The big story of the moment is the fall from grace of Glencore. I have to admit to being one of those who – at the time of the flotation – firmly believed that the share price would by now have been substantially above its opening level. Instead, illustrating that Glasenberg and his cohorts were in fact perhaps good judges of the top of a market, there’s been an accelerating drop in the value of the company, only halted this week by a recovery at least partly predicated on ‘takeover prospects’. Surely it can’t just be me who has difficulty in seeing Glencore as the target rather than the aggressor in such a discussion; but that’s how it is in today’s world. The other mining majors have all seen substantial falls as well.
Meantime, Mick Davis sits in his SW1 eerie with a pocket full of cash, ‘waiting for the right opportunity’. Does Glencore – or at least a slug of the assets – represent that opportunity? You could argue that the timing is perfect, with Glencore bombed out. But, and it’s an important but, the way the market is now, surely the covetable assets are those at the bottom of the cost curve, and that doesn’t altogether apply to much of Glencore’s portfolio. So although that story looks attractive on the surface (and, to be frank, one would guess that some of the Davis investors may have reached the stage where they would really quite like to see some action with their investment), it may well be that the balance of probability weighs against it, however appealing the symmetry of such a deal would appear.

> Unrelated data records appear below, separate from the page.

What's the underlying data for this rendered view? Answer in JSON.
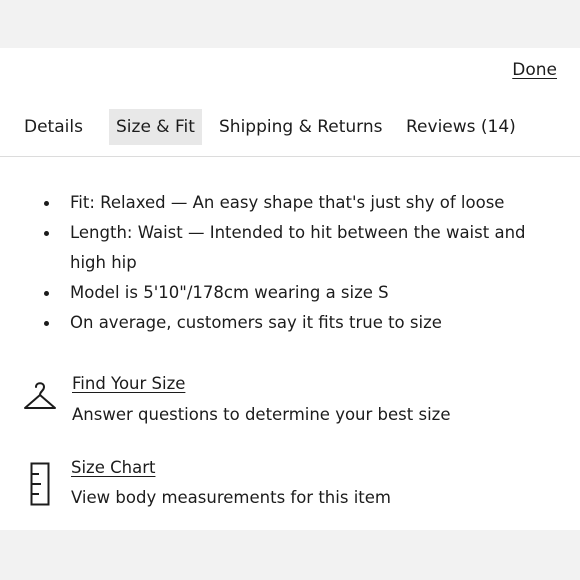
{
  "header": {
    "done_label": "Done"
  },
  "tabs": [
    {
      "label": "Details"
    },
    {
      "label": "Size & Fit"
    },
    {
      "label": "Shipping & Returns"
    },
    {
      "label": "Reviews (14)"
    }
  ],
  "active_tab": "Size & Fit",
  "fit_notes": [
    "Fit: Relaxed — An easy shape that's just shy of loose",
    "Length: Waist — Intended to hit between the waist and high hip",
    "Model is 5'10\"/178cm wearing a size S",
    "On average, customers say it fits true to size"
  ],
  "find_your_size": {
    "icon": "hanger-icon",
    "title": "Find Your Size",
    "description": "Answer questions to determine your best size"
  },
  "size_chart": {
    "icon": "ruler-icon",
    "title": "Size Chart",
    "description": "View body measurements for this item"
  }
}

China’s slowdown is probably at the heart of the problems now stacked in front of the resource industry. The strength of the power of suggestion rules here, because China is actually still growing; just at a slower rate than had been predicted by the army of analysts. Who, incidentally, have been making the same error of over-optimism for years. So when growth turns out to be lower than predicted, that has significant effects on the supply/demand balance. At the same time, monetary policy in various countries has conspired to help find a home for excess production of metal which in a more rational world would have been cut after demand began to fall some few years ago. Less demand than anticipated in a market that is over-supplied – that’s why the prices are softening. And softening commodity prices are the pressure behind falling equity prices.
Platinum group metals are not traditionally part of the LME, but it’s very difficult to ignore the Volkswagen story. That deals a heavy blow to platinum (while potentially encouraging greater palladium use), and that in turn is another weight on the mining industry.
And Less Obvious…
Those are the surface issues, the ones that are very obvious and visible. There’s something else, perhaps less obvious, going on as well though. Banks lend money to commodity companies to enable the trades to be made. That can be in the form of plain loans, L/Cs, structured derivative transactions or other exotica. In good times, those loans tend – to a large percentage – to be syndicated out to other banks, which has the beneficial effect of spreading and diffusing the risk. I understand that that business, right now, is far more sticky, as a result of ratings, interest rate levels and counterparty risk concerns. Those trying to sell on the percentage of loans they don’t want to keep are finding buyers thinner on the ground than they would like and they are therefore being obliged to hold more of this paper than they may ideally wish. That means – I would suggest – that there may be an unhealthy concentration of risk building within those banks who have traditionally large commodity businesses. The ‘too big to fail’ mantra is probably not appropriate for commodity companies – after all, if they are miners, the underlying product doesn’t disappear, and if they are traders, well, they tend not to be of that kind of size – but these are worrying signs in a market that still doesn’t seem to have reached the bottom.
We all know it’s a cyclical business, and it will turn up at some point; nevertheless, although the attendance may be good, these looming shadows may exercise a lot of minds this LME week.